One needs to be a lunatic to become a Christian, the 19th century Danish philosopher Soren Kierkegaard once observed. Had Kierkegaard lived in the 20th century he might have discerned even more of an obstacle to professing such faith. For during the last century the human condition changed more rapidly than during any previous era, taking that condition far away from the very different historical circumstances in which Christianity was born. In his new book, Philip Kennedy explores the ways Christian theologians of the 20th century tried to live for themselves - and to promote to others - a productive religious life in a world overtaken by massive upheaval and technological innovation. The book is distinctive in a number of respects. First, it differs from other surveys of theology by adopting a primarily biographical method, examining the lives of its subjects in historical context. Second, it is more progressive than its competitors, covering many theologians other than white male professors - especially women - who have worked outside the academy or on the margins of the churches. Third, it is genuinely international, focusing on theologians in all the continents of the world (including Africa and Australasia) rather than just Europe or North America. Fourth, it makes no assumptions that its readers are religious or that theology is in some way uniquely true. Fifth, it avoids jargon or 'theologese' throughout, explaining the central ideas of the theologians in clear and accessible language. There is an urgent need for a sensitive new textbook reassessing the subject in the light of modern concerns and scepticism about religion.
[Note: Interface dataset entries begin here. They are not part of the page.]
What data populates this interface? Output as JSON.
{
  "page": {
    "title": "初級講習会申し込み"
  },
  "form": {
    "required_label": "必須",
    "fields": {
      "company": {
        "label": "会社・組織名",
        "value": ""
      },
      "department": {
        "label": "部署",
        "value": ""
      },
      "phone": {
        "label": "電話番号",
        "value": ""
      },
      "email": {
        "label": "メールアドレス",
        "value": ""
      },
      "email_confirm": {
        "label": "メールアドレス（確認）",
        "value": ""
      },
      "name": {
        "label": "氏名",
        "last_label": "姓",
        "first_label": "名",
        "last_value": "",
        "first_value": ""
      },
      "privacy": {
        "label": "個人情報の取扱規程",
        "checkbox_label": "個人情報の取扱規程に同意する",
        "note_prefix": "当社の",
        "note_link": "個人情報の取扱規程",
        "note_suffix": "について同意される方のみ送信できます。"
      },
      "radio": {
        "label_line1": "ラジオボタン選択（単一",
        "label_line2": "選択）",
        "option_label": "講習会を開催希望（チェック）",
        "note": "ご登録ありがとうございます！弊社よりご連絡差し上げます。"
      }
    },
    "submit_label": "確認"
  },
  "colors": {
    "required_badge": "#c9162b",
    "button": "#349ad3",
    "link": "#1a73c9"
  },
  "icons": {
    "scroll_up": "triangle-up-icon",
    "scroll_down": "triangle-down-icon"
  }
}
This book meets that need, and will appeal strongly to agnostics interested in the impact that major theological ideas have made on culture and society during the last century, as well as to undergraduate students seeking an objective and non-partisan survey of the whole field.
A New Introduction to Modern Christian Thought